CategoriesHackingSecurity

Are The Shadow Brokers Like Snowden? Theory Suggests Insider Hack

By now, most of our readers have heard of the Shadow Brokers, the hacker group who obtained a large trove of data from the National Security Agency (NSA) and leaked information about the NSA’s cyber tools. The cyber tools were apparently stolen from the Equation Group, a cyber attack operation who experts believe are part of the NSA.

(Watch a quick overview about the NSA hack – “NSA Reportedly Hacked By Group Called The Shadow Brokers”):

Initially, evidence suggested that the Shadow Brokers were Russian, but a new theory is emerging that whoever is leaking this data might be “a second Edward Snowden… albeit one with different motives” (Fortune). James Bamfield, a journalist who is well known for his publications about United States intelligence agencies, believes that Russia would not want to publish these hacks if they obtained them, because companies would quickly patch their vulnerabilities and the information would soon be worthless to anyone trying to sell the data. He also brings up that the bad English used by the hackers seems to be phony. Furthermore, he suggests that the hacker(s) could be linked to the NSA’s Tailored Access Operations (TAO) which is a unit of the surveillance agency that gathers intelligence related to cyber-warfare. He states:

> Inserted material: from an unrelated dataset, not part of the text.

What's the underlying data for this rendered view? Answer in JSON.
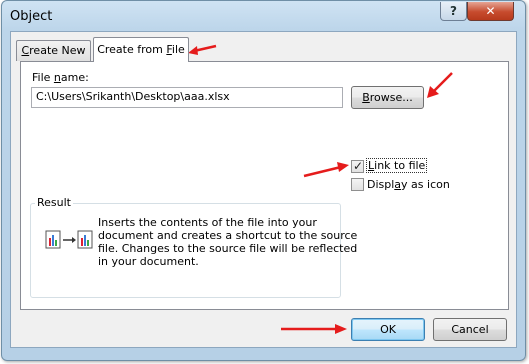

“Rather than the NSA hacking tools being snatched as a result of a sophisticated cyber operation by Russia or some other nation, it seems more likely that an employee stole them. Experts who have analyzed the files suspect that they date to October 2013, five months after Edward Snowden left his contractor position with the NSA and fled to Hong Kong carrying flash drives containing hundreds of thousands of pages of NSA documents.

So, if Snowden could not have stolen the hacking tools, there are indications that after he departed in May 2013, someone else did, possibly someone assigned to the agency’s highly sensitive Tailored Access Operations” (Reuters).

As of now, the “second Snowden” theory is just that – a theory. Most experts still say Russia is behind the hacks. Nevertheless, as Bamford puts it in his commentary – the “NSA may prove to be one of Washington’s greatest liabilities rather than assets.”

CategoriesBitcoinHackingNews

A Seized Silk Road Wallet is Moving Bitcoin to the NSA Hackers

Last week, a group called the “Shadow Brokers” claimed to have hacked the NSA – stealing their code, exploits and spy tools. They leaked bits of information on GitHub and claimed the information was stolen from the Equation Group, a group who most believe is a computer surveillance wing of the NSA. The Shadow Brokers says they will auction off the data to the highest bidder. Leaks from Edward Snowden have demonstrated that this hack is legit. (The Register) Security experts believe that the hacker group is Russian.

Now it appears that there are some Bitcoin moving from a seized Silk Road wallet to the Shadow Broker’s auction. This leads some experts to believe that “the US government is potentially bidding to prevent stolen NSA exploits and tools from ending up in the wrong hands”. It could also mean that the government might be making an attempt to trace where the Bitcoins are going. Additionally, it must be noted that the co-founder of a major Bitcoin investigation company says that payments are also going in the other direction. This could simply indicate that spam is being sent in very small payments to famous addresses. (ZDNet)

So far, the Shadow Brokers have collected around $1000 in Bitcoin payments – a far cry from the 1 million Bitcoins they have demanded (which would be worth just over a half a billion $USD at the time of this writing). The U.S. government seized several thousand Bitcoin when shutting down Silk Road, so this may be their source of funds when dealing with the Shadow Broker hackers.

Learn more about the Shadow Brokers hack of the NSA here:

CategoriesHackingInternetPrivacy

Fans of Hello Kitty Experience Data Breach

3.3 million people could be affected by a recent data breach of Hello Kitty fans’ information from the website SanrioTown.com. The data included usernames passwords hints, email addresses and other sensitive information like names, birth dates and more.

The breached data was publicly available, there was no actual hacking done to obtain this information. A security researcher, Chris Vickery, notified Sanrio about the hole in their database and it has since been patched. Sanrio has made a statement that there is no evidence that any data was actually stolen. Vickery has gone to the press about this because he believes companies too easily have the ‘Oh, it won’t happen to me’ mentality”. This may bring to mind the case of the grey-hat hacker, Andrew Auernheimer (weev), who found similar flaw that displayed personal information on AT&T iPad users on public URLs. Auernheimer was later brought up on charges for conspiracy to access a computer without authorization.

Another concern about this breach is whether or not children’s information was exposed.

“Sanrio said it doesn’t create accounts for children under 13. However, the leaked information, which came from users all over the world, appears to include accounts for those under age 18.” –CNET

Sanrio hosts popular children’s games such as Hello Kitty Online.